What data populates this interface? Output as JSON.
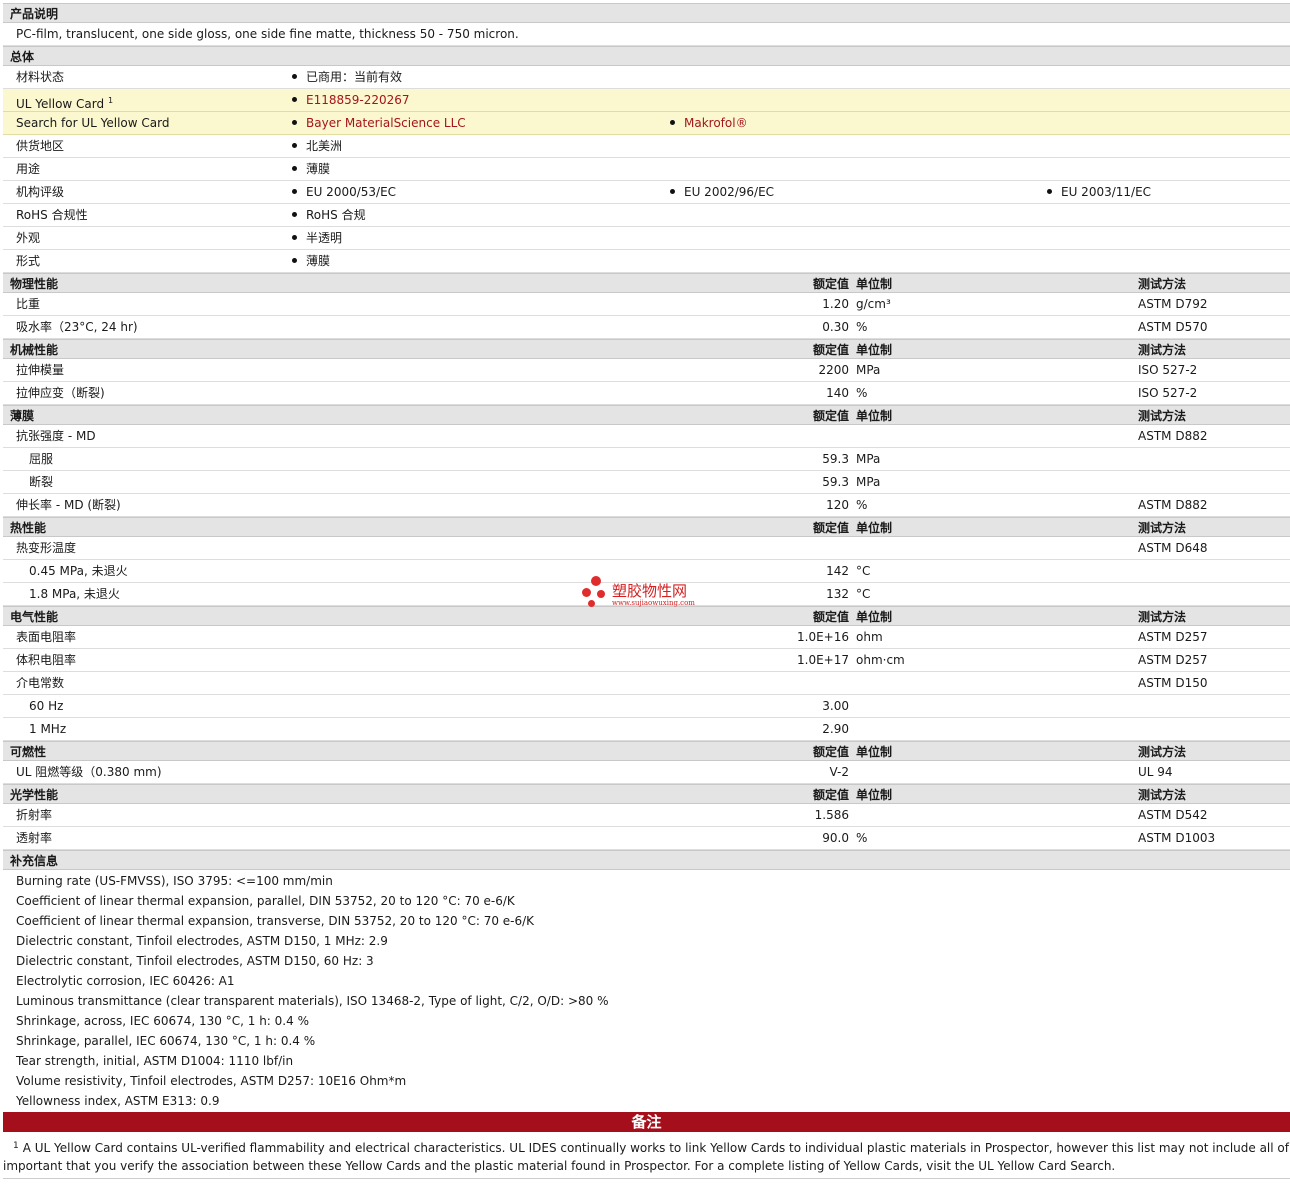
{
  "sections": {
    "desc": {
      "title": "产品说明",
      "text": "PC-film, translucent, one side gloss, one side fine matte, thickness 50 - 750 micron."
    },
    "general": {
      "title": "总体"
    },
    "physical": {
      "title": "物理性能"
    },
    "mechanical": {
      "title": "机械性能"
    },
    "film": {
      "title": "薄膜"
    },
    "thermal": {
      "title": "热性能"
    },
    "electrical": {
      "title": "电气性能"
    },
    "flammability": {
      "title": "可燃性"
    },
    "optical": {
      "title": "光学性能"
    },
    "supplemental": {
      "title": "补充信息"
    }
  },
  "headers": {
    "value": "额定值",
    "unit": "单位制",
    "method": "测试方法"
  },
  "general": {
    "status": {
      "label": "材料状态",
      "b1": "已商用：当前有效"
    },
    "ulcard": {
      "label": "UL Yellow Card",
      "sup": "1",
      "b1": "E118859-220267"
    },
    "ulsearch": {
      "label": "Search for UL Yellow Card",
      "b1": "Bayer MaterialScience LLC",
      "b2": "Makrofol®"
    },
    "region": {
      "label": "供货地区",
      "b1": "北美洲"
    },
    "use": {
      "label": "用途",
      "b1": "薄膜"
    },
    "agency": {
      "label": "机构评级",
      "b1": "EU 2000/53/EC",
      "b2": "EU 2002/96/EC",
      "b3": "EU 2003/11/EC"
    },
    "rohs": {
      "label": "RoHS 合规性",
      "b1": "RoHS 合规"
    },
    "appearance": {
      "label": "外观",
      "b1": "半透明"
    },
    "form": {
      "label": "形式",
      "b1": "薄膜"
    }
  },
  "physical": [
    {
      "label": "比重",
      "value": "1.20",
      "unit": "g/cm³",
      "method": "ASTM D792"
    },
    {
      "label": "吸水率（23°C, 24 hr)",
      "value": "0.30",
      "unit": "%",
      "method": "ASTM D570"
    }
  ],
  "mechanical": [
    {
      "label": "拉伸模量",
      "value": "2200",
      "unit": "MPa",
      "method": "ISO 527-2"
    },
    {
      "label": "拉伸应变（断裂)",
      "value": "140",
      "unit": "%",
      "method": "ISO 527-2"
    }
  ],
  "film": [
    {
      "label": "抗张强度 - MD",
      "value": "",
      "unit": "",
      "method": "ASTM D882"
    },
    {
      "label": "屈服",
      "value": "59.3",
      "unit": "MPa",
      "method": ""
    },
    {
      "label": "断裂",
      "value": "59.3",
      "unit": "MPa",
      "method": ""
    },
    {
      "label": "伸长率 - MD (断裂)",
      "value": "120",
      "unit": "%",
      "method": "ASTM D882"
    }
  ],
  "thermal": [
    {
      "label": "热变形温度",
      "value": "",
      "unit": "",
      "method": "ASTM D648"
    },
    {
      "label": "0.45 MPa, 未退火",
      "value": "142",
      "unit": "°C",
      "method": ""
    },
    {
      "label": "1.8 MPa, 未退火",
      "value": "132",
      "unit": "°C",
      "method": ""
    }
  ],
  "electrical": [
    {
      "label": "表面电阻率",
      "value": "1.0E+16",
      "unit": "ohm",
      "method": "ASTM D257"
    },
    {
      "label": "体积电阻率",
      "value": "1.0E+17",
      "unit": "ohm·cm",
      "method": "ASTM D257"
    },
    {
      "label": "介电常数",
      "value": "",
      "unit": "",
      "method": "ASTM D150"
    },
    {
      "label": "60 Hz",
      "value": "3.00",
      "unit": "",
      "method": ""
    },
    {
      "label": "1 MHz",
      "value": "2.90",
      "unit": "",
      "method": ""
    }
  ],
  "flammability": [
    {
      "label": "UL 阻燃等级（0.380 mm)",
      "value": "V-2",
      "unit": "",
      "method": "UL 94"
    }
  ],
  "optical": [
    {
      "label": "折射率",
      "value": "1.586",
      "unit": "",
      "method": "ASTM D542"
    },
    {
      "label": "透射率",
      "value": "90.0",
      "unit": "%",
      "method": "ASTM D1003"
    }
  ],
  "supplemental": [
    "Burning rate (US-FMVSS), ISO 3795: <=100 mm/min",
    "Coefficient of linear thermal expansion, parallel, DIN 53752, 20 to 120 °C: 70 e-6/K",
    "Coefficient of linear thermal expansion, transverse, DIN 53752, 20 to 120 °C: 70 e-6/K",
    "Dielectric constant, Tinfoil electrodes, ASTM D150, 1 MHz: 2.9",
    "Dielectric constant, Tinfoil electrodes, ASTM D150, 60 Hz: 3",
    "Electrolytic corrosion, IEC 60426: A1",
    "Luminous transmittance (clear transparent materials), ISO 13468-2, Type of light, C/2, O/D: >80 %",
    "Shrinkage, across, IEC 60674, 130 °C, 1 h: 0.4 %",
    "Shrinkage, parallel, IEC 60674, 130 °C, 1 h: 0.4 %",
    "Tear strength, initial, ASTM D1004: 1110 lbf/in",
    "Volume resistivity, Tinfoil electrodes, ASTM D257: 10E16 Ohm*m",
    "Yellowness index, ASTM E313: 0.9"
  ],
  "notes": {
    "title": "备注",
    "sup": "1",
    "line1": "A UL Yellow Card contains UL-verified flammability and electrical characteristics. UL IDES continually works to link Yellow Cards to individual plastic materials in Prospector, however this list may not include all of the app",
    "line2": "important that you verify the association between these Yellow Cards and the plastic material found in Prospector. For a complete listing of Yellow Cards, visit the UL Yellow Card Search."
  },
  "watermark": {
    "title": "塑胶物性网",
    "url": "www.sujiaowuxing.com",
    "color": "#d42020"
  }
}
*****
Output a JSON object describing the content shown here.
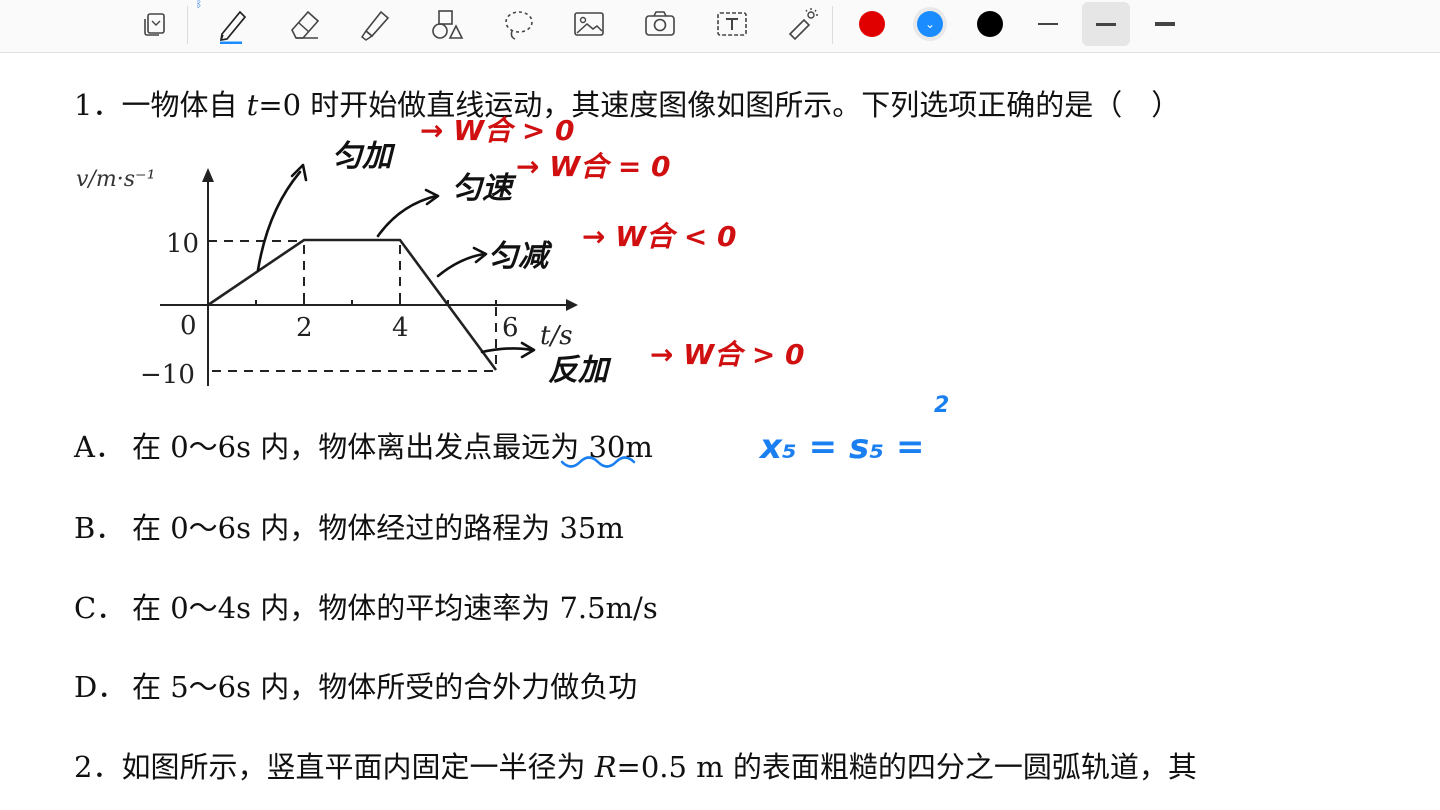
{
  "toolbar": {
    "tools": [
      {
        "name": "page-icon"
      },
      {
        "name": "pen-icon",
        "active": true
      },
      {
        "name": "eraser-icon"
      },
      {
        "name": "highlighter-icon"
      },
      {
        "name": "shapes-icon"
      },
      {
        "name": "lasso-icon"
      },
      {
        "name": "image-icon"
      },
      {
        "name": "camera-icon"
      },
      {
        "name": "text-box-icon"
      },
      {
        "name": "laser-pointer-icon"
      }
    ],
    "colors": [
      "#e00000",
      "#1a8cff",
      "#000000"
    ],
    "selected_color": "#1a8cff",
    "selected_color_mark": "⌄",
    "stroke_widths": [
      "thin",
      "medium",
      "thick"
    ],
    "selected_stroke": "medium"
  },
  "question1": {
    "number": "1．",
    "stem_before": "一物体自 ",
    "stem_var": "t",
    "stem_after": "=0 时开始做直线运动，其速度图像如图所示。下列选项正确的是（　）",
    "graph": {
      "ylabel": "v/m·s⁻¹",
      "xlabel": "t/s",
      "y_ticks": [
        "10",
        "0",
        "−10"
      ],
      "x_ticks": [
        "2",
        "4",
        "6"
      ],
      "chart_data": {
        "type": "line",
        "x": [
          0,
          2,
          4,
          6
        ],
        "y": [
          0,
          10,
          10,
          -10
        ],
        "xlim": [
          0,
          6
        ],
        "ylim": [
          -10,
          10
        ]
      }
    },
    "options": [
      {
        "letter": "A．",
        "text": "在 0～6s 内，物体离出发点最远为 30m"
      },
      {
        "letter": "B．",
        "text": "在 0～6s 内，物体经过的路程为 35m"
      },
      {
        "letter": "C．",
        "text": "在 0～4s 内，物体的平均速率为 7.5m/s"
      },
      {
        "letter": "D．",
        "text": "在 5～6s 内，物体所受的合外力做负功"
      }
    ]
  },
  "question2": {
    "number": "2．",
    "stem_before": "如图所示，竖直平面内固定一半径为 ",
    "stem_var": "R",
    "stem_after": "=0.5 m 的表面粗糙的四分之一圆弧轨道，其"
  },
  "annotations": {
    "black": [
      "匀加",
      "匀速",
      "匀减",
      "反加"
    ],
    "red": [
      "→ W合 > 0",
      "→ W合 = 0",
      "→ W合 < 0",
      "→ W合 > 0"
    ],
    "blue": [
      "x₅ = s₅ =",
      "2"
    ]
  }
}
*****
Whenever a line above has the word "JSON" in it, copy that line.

**RESPONSE**
What data populates this interface? Output as JSON.
Output a JSON object describing the content shown here.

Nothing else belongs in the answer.